Two months in a hospital bed with constant medication and my body mass and muscles have shrunk and I’m beginning to go into depression.
I freaking do not want to go into depression. Not now.
I get suicidal tendencies when I’m depressed.
I feel more depressed as I see people celebrating Christmas and the New Year through the window.
I get calls from friends and relatives.
It makes it even worst.
My birthday on February passes in bed just watching TV.
I go to sleep late and wake up everyday before 4 am.
I hear my family member sleeping soundly beside me in the visitors bed.
I feel alone and angry and depressed and majorly fucked up and I cry.
Sleep eludes me.
At around five in the morning when my minds somewhere else reflecting on a lot of things, the mosque across the street starts their morning prayers.
The reading of the Namaz at such an early hour when most of the city is asleep is somehow very soothing, comforting.
I begin to look forward to it every morning.
I am put on steroids. It constantly makes me hungry.
I’m able to even finish off a large bowl of stale porridge three times a day due to the hunger.
Any other day and I wouldn’t even look at it.
The continuous dextrose however, is causing pain all over my hands.
The needle keeps getting blocked and has to be changed every two days and after a month there is no place in both my arms where the kenula hasn’t been pushed.
My arteries and muscles are almost undergoing trauma and as the nurse tries to push in the needle my arteries swell up and it starts to bleed.
They keep pushing the needle at different places in my arm for a good flow of blood, and at most places my hands swell up.
There are large red and blue marks under the skin of my arms due to internal bleeding, it pains and takes longer to heal the more the kenula is kept pushed in.
The pains is excruciating, and I want it to stop.
I fucking want the pain to stop.
I fucking want the dextrose to end.
The steroids has caused my face and neck to puff up.
I look like a stranger to myself in the mirror.
Who the fuck is this in the mirror every morning?
It’s like one of the worst phase of my life and I often keep awake late at nights thinking this might go all the way.
All the way……
I keep thinking about my family….
I keep thinking about the millions of things I should have done.
I keep thinking of missed opportunities.
Bloody damn!
A week later the test finally gives a positive result .
My bilurubin has dropped three points to 30.
Thank you!!!
I feel elated, surprised and relived at the same time.
From this point on it keeps dropping.
Ten days later I am discharged from the hospital and shift to a flat in the city. I keep undergoing tests and visit the doctor every week.

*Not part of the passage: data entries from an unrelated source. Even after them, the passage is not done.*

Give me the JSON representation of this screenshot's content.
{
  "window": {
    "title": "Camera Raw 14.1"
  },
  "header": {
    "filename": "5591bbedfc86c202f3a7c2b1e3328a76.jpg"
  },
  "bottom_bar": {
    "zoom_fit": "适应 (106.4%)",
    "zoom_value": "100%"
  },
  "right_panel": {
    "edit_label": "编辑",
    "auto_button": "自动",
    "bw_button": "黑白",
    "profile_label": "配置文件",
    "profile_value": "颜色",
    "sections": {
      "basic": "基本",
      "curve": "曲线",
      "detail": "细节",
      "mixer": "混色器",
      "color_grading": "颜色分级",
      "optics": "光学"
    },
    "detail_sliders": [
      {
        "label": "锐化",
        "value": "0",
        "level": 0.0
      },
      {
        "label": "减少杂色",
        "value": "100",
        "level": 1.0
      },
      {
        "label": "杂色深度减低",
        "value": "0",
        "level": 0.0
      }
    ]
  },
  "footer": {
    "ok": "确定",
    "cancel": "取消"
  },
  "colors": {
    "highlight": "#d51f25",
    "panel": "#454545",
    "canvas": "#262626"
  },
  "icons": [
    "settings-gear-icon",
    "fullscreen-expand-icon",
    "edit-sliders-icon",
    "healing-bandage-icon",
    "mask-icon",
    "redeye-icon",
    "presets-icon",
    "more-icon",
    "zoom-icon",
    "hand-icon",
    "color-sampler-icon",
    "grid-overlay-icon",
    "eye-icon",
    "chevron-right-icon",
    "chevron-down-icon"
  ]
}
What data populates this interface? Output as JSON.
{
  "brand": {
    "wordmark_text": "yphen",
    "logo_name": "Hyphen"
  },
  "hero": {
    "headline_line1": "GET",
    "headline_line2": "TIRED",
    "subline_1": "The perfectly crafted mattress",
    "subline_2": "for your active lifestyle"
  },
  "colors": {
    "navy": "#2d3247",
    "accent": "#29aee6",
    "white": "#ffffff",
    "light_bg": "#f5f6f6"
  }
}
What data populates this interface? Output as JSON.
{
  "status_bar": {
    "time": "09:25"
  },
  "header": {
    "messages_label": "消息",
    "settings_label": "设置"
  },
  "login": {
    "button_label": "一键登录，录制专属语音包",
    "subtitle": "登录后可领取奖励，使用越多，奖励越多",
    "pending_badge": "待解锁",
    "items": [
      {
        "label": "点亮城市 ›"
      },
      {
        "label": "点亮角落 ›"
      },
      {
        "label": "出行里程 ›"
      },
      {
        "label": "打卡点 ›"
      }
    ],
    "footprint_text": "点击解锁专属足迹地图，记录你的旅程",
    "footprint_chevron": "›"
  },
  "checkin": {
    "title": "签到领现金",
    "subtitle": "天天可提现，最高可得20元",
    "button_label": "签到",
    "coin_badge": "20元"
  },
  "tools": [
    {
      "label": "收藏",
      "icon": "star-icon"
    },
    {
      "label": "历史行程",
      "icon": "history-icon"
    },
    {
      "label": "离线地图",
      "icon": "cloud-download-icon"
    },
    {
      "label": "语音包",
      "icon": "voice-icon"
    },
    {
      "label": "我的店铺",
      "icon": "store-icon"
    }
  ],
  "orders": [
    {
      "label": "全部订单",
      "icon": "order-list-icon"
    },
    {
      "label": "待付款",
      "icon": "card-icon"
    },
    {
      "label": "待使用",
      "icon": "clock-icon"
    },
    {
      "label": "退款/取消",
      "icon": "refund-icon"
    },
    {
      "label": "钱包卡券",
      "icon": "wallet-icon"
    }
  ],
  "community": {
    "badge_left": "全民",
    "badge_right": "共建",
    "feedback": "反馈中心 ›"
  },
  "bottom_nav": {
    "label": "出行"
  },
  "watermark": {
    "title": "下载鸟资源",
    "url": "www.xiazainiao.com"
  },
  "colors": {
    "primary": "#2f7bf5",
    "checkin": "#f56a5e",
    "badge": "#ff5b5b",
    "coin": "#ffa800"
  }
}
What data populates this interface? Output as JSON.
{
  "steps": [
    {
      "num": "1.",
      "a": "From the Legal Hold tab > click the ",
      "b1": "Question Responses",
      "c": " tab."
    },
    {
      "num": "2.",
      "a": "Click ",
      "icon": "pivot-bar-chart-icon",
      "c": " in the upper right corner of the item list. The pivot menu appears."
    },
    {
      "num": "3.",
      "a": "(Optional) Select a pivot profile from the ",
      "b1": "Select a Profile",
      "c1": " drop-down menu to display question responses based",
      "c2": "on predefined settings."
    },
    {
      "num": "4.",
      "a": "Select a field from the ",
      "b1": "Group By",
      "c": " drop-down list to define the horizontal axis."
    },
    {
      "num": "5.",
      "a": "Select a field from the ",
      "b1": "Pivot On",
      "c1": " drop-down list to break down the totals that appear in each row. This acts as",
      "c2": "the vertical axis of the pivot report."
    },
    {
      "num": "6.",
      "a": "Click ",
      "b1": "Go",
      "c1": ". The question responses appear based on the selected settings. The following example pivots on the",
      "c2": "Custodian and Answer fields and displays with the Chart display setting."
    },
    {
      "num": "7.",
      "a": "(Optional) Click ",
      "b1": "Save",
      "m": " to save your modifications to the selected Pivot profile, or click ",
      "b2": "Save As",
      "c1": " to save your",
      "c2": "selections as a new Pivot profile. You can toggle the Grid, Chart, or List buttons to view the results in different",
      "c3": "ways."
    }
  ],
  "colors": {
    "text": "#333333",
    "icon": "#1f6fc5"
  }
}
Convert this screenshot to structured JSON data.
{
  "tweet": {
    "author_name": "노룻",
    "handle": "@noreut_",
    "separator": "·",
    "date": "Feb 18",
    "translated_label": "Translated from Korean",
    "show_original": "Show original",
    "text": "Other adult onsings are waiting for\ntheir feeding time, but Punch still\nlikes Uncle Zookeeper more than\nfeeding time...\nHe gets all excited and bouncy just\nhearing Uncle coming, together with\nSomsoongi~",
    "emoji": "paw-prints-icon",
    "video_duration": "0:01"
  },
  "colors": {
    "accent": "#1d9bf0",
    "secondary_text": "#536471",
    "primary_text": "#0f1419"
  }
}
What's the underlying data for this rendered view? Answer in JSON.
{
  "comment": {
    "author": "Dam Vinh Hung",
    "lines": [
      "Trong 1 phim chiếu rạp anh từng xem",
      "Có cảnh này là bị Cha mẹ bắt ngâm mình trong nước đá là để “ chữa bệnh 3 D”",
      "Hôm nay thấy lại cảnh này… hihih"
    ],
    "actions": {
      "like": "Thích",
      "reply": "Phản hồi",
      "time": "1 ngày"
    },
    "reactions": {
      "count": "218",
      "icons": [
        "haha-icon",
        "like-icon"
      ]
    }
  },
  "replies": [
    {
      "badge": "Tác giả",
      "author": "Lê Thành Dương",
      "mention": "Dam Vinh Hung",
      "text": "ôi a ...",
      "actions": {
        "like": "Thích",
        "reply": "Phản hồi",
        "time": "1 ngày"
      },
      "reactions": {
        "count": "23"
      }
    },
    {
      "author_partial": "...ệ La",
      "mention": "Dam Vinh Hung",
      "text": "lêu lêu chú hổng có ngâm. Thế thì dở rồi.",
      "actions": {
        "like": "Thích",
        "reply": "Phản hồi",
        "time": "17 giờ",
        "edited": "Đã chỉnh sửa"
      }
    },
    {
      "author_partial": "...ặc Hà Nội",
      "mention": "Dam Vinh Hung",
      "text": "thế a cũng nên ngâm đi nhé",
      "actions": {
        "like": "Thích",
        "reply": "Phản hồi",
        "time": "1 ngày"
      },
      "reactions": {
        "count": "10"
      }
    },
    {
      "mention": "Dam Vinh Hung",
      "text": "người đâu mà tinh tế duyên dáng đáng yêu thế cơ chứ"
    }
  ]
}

A month later I’m back home, able to walk and eat solid food.
And no dextrose.
It takes a month for the exhaustion and weakness to slowly go away. All I have at the end of it is the large box of medicines and a whole lot of medical bills and prescriptions.
As I go through the papers at home I find a piece of paper I’d written one night in the hospital bed. It is a good long list of all the things I should have done by now and the things I’d like to do before I say a final farewell.
Small things.
Like spending more time with mom and dad.
Walking in the rain
Climbing that tree in my village
Go on more trips and talk to strangers
Paint. Write.
Small things…...
I intend to do all of it now.